He added: “I will be looking to Volkswagen who have, it has to be said, acted disgracefully in this whole episode, to ensure that they live up to the expectations which they promised originally. We will be working to make sure that does happen.”
Around 11 million vehicles worldwide, were fitted with the cheat-device, and in preparation, they’ve put aside £4.4bn to cover the costs of recalling the vehicles. However, this figure is absolutely going to rocket, once the legal action starts rolling in, not to mention fines and the aforementioned compensation.
Volkswagen have hired accountancy firm Deloitte, and law business called Jones Day, to find out who is responsible for this device. It is thought that a group of between 10 and 20 employees were at the centre of this scandal.
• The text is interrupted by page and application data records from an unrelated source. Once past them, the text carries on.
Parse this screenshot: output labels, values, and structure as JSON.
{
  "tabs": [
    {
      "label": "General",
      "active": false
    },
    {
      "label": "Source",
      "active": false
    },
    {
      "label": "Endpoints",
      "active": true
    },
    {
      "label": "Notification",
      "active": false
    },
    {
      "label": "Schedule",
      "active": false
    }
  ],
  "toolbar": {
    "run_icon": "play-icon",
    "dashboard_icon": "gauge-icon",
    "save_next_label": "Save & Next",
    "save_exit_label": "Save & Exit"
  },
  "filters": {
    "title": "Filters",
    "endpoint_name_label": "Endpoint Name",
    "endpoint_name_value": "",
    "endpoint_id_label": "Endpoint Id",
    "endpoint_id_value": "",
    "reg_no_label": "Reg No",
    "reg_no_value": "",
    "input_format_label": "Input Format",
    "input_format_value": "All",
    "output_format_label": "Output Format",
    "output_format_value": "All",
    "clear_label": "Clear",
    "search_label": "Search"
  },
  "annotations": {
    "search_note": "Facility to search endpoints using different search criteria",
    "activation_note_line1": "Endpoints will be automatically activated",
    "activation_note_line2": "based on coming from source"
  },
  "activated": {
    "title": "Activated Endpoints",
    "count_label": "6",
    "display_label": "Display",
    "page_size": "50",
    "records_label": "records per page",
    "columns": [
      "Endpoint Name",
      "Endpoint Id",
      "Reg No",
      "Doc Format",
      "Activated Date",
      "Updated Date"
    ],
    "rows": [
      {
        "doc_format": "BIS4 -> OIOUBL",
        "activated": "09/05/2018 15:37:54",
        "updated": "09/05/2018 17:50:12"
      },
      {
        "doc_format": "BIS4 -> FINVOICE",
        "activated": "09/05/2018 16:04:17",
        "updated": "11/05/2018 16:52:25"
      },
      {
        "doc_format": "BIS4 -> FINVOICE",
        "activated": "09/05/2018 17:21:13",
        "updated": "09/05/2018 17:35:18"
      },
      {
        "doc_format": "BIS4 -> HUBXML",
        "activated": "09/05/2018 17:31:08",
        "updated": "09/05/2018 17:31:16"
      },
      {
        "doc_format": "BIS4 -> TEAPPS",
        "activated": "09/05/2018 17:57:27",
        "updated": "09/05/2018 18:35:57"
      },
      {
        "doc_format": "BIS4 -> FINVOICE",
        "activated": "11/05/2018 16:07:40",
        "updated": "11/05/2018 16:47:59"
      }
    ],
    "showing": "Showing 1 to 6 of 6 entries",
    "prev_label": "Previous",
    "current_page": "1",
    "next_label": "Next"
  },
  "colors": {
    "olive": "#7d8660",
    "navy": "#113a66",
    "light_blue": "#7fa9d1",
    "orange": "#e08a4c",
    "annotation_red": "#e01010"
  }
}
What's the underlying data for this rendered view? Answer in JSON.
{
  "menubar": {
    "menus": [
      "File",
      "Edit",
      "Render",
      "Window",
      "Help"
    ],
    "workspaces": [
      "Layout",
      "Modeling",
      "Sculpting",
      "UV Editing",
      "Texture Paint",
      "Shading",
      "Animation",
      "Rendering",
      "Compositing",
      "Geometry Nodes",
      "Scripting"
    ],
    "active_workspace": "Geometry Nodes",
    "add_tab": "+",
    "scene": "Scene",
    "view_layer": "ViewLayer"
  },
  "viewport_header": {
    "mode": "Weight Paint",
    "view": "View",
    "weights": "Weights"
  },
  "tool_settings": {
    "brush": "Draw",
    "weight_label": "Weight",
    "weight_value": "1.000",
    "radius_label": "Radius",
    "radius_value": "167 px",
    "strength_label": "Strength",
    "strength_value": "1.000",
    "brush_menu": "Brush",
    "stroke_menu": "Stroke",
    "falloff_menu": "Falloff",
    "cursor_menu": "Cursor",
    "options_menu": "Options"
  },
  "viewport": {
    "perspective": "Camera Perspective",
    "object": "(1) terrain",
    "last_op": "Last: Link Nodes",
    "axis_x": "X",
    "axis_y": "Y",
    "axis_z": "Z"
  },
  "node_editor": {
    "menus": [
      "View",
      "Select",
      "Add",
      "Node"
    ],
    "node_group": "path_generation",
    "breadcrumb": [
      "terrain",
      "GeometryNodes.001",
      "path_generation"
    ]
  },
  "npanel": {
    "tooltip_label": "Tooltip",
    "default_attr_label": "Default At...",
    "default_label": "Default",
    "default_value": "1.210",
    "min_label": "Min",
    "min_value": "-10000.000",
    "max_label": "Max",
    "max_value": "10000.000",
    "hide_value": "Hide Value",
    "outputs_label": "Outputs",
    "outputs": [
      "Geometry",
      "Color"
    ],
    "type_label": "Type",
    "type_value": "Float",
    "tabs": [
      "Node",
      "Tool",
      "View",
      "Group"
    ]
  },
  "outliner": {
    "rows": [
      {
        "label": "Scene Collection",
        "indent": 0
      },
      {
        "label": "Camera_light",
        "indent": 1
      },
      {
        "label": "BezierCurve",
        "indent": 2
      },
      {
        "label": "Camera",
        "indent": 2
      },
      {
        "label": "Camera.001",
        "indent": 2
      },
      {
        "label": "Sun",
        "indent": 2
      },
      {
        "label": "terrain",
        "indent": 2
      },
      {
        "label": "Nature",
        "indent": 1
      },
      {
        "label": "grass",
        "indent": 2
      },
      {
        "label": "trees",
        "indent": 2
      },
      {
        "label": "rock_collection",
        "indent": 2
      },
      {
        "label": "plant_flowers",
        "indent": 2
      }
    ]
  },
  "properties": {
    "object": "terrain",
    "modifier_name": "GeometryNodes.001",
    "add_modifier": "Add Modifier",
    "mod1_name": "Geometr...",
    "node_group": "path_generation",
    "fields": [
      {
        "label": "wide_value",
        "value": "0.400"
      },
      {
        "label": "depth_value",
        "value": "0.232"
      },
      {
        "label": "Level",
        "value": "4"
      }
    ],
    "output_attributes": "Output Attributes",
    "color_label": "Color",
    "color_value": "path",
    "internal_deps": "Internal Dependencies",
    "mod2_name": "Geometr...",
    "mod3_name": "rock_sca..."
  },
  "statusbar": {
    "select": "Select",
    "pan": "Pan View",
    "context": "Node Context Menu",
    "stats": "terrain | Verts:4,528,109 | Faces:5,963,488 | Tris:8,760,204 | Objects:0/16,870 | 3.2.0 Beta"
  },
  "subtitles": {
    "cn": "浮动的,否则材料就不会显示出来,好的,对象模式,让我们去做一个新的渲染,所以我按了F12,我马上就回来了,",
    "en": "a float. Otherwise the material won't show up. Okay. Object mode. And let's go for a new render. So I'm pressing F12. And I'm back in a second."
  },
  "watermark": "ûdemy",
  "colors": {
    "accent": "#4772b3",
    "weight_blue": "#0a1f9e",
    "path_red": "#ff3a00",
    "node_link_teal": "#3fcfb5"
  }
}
While this trundles on, there’s a big sense that a number of other car-makers are going to be having their own emissions scandals with cheat devices and the like. It is worth pointing out that no other manufacturer has admitted to using these defeat devices, and no-one has been rumbled for using them, but it is only a matter of time before another company gets embroiled in all this, as there’s concerns about this being an industry-wide practice.
We’ll have to wait and see. Until then, pressure will be continually applied to VW, to compensate those affected by this scandal.